Graphic Novels About War

71lGJ4qu4xL[1]There’s a growing number of graphic novels about war – books to teach kids about real war and its consequences, as opposed to the flashy bloodfests regularly dished out by action films and video games.  Perhaps one of the best of these graphic novels is Dogs of War by Sheila Keenan (author) and Nathan Fox (illustrator).  War service dogs are profiled in three different wars, giving kids a focused, approachable way into an understanding of what war is about.  Another microcosmic look at one of the myriad ways of experiencing war is examined in Gaijin:  American Prisoner of War by Matt Faulkner.  The art work in this one is really stunning – far more accomplished than what you’ll find in 034most graphic novels.  It’s the story of Koji, a boy living in San Francisco in 1941 who’s sent to a Japanese American internment camp.  His situation is complicated by the fact that he’s half white and half Japanese, dislocated no matter where he is.  My 9 and 8 year old were really taken aback by the notion that an entire group of innocent people could really be taken to a prison camp like this in the United States:  “Mum, did this really happen?”  “Mum, is this boy real?”  My favourite of this group, however, is Scott Chantler’s Two Generals because, while its style is much simpler than Gajin’s, Chantler uses the graphic novel format to cinematic effect, and the writing is more sophisticated.  There is so much to appreciate here:  the touches of humour, the “band of brothers” relationships, the details that reveal the many different moods and scenes of the battlefield, and, in particular, Chantler’s assertion that personal stories about the war 023 (2)experience (the main character is his grandfather) must be told and told again, handed down, “lest such delicate personal lines be lost among the broader strokes of history.”  A book like Canada at War (Paul Keery and Michael Wyatt) does a solid job of showing what kind of role Canada played in WWII, just from an information standpoint.  But for artistry and craft, it’s far outstripped by Gajin and Two Generals.

 

125 (2)But my son Roy’s favourite by far is Treaties, Trenches, Mud, and Blood from the historical graphic novel series Nathan Hale’s Hazardous Tales.  At first I was a wee bit uncomfortable to hear Roy chuckling while reading this book about WWI – as topics go, it shouldn’t really be a knee-slapper.  And animals to stand in for the different countries’ soldiers?
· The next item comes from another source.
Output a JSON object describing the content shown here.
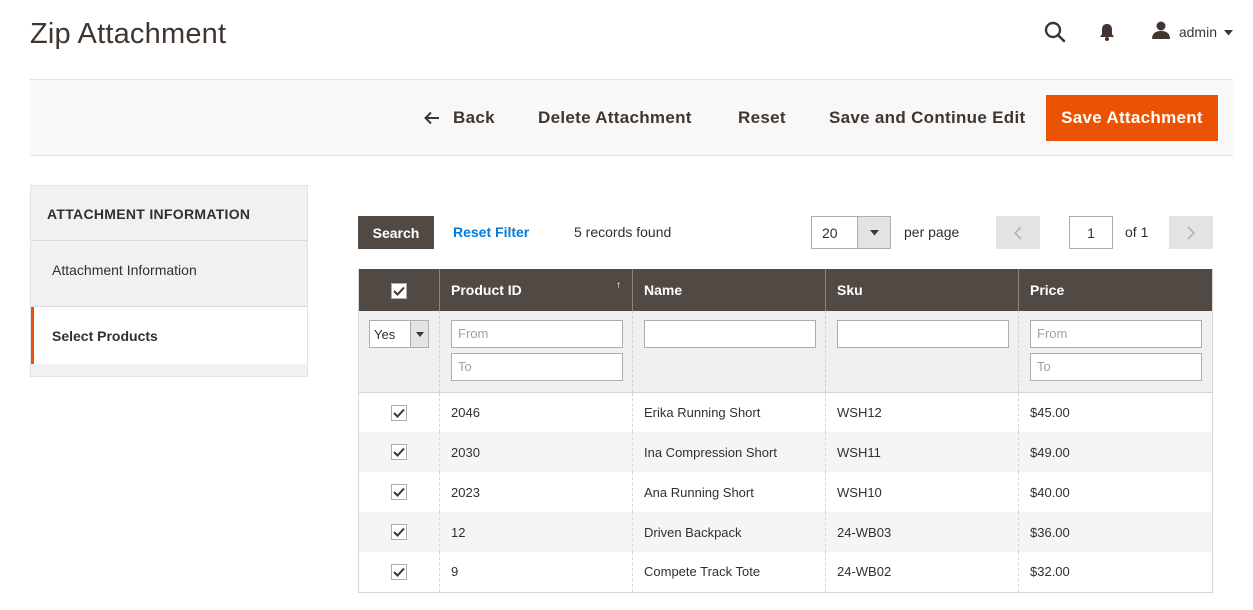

Really?  But Spiegelman did it with Maus for grown-ups, after all, and Roy thought it was a fantastic approach.  Hale seems to have struck the perfect balance between gallows humour, kid humour, factual information, and gravitas.  Roy read this one several times over a period of three weeks (the length of our library loan), and often went to the computer to check details such as which countries dug tunnels at the front.  I was particularly impressed with Hale’s use of Ares (Greek god of war) to symbolize the snowballing insanity and brutality of the war as it ground on; the god grows larger and more maniacal by the year, stirring his giant stew pot of dead men.

124 (2)